In the hope of selling books many of us offer talks to various groups and partake in Q&A sessions. It is right to be skeptical about advice dished out by authors, as there are few substitutes for reading, writing and hard work, but there remains a great demand for creative writing courses and so called workshops. Regarding these, do any of you have a foolproof session plan for leading such a practice? Maybe you have a tried and trusted method of engaging and enlightening a group?

Views: 54

Reply to This

Replies to This Discussion

I've always given away my advice for free or in exchange for editorial input from the other writer. It seems to me, if someone goes into the business of teaching mystery writing, he/she needs to have some solid credentials.
Quite right.

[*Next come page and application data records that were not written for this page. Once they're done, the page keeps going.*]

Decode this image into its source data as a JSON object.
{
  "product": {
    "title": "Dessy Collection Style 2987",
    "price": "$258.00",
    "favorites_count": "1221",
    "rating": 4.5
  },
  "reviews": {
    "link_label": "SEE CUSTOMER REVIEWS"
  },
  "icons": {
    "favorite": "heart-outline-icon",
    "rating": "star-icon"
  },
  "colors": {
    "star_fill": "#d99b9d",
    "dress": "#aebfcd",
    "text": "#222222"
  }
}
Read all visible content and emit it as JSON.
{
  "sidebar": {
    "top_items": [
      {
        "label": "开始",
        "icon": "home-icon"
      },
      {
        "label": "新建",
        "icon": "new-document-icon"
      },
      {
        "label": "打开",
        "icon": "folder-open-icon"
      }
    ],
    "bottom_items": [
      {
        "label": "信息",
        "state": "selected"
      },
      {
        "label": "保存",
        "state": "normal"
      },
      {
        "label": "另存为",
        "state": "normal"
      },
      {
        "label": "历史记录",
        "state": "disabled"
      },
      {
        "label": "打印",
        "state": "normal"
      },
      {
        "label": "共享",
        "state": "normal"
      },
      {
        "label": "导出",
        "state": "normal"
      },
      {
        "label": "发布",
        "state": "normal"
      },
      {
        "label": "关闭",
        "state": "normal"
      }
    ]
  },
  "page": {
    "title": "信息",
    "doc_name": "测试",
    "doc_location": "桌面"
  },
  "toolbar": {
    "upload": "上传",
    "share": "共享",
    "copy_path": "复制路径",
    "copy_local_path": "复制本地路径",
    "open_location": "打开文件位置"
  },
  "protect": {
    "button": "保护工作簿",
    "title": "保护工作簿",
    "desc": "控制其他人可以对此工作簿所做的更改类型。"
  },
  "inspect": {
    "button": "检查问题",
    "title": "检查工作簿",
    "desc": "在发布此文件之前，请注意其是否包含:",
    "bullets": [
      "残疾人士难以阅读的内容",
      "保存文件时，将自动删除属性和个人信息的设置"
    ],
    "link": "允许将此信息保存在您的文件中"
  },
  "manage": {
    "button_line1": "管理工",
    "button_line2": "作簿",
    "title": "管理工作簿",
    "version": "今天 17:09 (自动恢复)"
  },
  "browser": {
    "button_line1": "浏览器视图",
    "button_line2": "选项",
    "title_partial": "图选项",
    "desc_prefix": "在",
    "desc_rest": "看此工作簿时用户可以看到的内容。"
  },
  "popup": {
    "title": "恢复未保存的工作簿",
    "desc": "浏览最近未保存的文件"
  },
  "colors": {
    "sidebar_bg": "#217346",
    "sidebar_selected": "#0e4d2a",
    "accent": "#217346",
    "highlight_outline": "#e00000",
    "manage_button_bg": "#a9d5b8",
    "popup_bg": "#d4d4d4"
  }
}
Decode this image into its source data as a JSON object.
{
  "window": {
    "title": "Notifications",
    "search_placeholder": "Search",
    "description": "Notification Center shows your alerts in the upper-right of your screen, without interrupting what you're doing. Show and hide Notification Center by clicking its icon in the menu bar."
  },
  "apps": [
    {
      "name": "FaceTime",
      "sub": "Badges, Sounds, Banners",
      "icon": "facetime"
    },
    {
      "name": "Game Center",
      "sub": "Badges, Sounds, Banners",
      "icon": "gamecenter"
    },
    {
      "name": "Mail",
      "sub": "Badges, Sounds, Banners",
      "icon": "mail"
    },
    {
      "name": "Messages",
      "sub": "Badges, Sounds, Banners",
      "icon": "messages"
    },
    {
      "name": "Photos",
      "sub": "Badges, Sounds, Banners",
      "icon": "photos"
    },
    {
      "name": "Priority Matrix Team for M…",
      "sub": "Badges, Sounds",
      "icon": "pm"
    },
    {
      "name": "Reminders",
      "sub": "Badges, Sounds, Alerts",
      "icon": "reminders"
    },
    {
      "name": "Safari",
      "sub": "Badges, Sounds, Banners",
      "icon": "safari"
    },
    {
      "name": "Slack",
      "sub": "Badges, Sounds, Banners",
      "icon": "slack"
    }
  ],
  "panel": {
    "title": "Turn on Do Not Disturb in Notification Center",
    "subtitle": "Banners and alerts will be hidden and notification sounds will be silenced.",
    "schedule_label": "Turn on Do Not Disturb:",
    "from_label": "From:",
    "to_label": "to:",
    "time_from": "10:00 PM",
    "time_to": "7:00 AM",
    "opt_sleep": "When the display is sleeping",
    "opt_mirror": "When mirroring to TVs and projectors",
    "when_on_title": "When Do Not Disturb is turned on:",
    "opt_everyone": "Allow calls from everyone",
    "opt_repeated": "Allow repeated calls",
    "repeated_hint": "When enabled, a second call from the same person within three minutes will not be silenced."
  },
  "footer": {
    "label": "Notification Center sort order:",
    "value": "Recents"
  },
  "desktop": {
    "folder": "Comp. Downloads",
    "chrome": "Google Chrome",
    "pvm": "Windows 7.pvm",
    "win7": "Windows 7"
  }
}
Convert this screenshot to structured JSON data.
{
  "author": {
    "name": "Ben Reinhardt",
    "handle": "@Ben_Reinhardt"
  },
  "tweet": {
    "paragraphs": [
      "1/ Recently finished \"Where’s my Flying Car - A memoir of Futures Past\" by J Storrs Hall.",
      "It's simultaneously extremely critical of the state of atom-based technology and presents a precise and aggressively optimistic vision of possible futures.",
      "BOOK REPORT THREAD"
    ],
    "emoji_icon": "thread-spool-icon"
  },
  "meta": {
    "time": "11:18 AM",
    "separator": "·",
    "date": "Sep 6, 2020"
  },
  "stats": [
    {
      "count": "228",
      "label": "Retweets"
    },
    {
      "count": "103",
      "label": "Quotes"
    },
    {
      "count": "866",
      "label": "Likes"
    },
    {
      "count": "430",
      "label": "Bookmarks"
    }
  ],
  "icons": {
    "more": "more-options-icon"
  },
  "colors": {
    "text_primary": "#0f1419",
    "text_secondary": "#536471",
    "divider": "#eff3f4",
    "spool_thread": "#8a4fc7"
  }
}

If you are going to charge you need solid credentials. Without them what good is your advice anyway?
However, there are many published writers in the UK who, like myself, travel around talking about their books and spouting advice on many aspects on writing. For this they rarely, or never, get paid but use the opportunity as a way of selling books, networking or getting their name out there. Hosting workshops (for free) can be simply another marketing tool.
Okay, that's another matter. If you must go around promoting your books, you do whatever gets the job done. I've long since decided that it's a waste of time and effort. You need a major national publicity campaign to sell enough books.
John--what's the duration? A day? A week? A month?
Duration = No more than an hour.

Often I talk about what I like to find in thrillers and how I structure my writing accordingly (I write plot driven novels – every hook and twist is set out before I begin). But this time I have offered to run a workshop, thus, interacting more with the audience.
Instructional design is mostly about finding your end point and working backwards. Decide your learning outcome then decide how best to get there by interaction with your audience through exploring their experiences, exploiting their prior skills and forming, dissecting and reforming opinions via activities. Easy, huh?

What's your end point; what do you want to teach them?
Thanks Vic.
Let the goal dictate. I see.

On this occasion, what I want to achieve might have to fit around the best practice/session plan I come up with. The workshop is part of a writer’s festival but it’s difficult to know how involved the participants would like to be. Ideally, I want to lead a shared activity that will be fun and informative. Oh, and it must be specifically ‘crime’ based
In an hour you could talk about basic thriller plot elements, maybe, and then have them rough-in a basic story line. Or you could talk about character and/or conflict. Who's your hero and what kind if trouble is he in? Let them help you make a list--you'll need a white-board; people will say funny things. The important thing is to get them talking and to have fun. Emphasis on the latter, since you're not getting paid.
Make THEM do the work. Give them a prompt, then ask them to free-write (I've heard it also called "practice" writing) using the prompt. Give them 10 minutes to write a scene, then ask if anybody wrote anything that surprised them. Hands will go up. Pick people to read their free-writing...make generic, superfluous comments of praise ... the hour will fly.

Have your protagonist (or antagonist) remember her first love ... or discover a secret. Whatever. Encourage dialogue, a scene, not description.

People write all kinds of stuff. It can be fun. Also humbling (to some of us) when you hear what other people come up with off the top of their heads.
Thanks guys.
Correct me if I'm wrong, but you're not giving them a lifetime's experience in one hour here, just "entertaining" them so they'll say "that bloke was fun, let's buy his novels!" In my experience most keen writers have done this type of Practice Writing zillions of times before in various workshops = very familiar and runs the risk of being super boring which is prob not what you want to have them remember about you if the workshopping is a marketing tool! Don't just deliver information, have them find out for them selves in some type of fun innovative way so they remember you as being cool, engaging etc stuff you WANT them to link to your work.

Interaction can go both ways. Find the end point. eg you might want to demonstrate to them how to do an elevator pitch (which is short and can be very engaging). Have one ready as an example that links directly to your novel and make it very powerful. Make it into a quiz. Get them to write one, have them pitch it, get the group to score each, including yours. Highest score wins. Provide choc frogs for winner. Then have the group re-write each pitch so it's a winner. They'll go away smiling if you create the right energy and then they'll buy your book!
Credentials, credentials, credentials. If you are going to hold a seminar on creative writing, you unlike any professional educator are an artisan and your craft is the creation of stories that you put on paper.

I think that should be your platform. Your lessons should come from that part of you . . .The artisan part of you. I believe, the art of writing, like many art, comes from within and is innate. Like anyone sitting in a Calculus seminar, you'd hope they all have the mathematical background and natural ability to keep up. The seminar should therefore revolve around the rules of style, of creative writing, research methods, setting, characterization, blueprints of genre, outlining, viewpoints, pacing, suspense and the list goes on.
I think because you would most likely be dealing with fledgling and advanced writers, it is best you set a topic or seed a discussion, ask for input from their experiences and guide from your experience as an expert.


CrimeSpace Google Search

© 2024   Created by Daniel Hatadi.   Powered by

Badges  |  Report an Issue  |  Terms of Service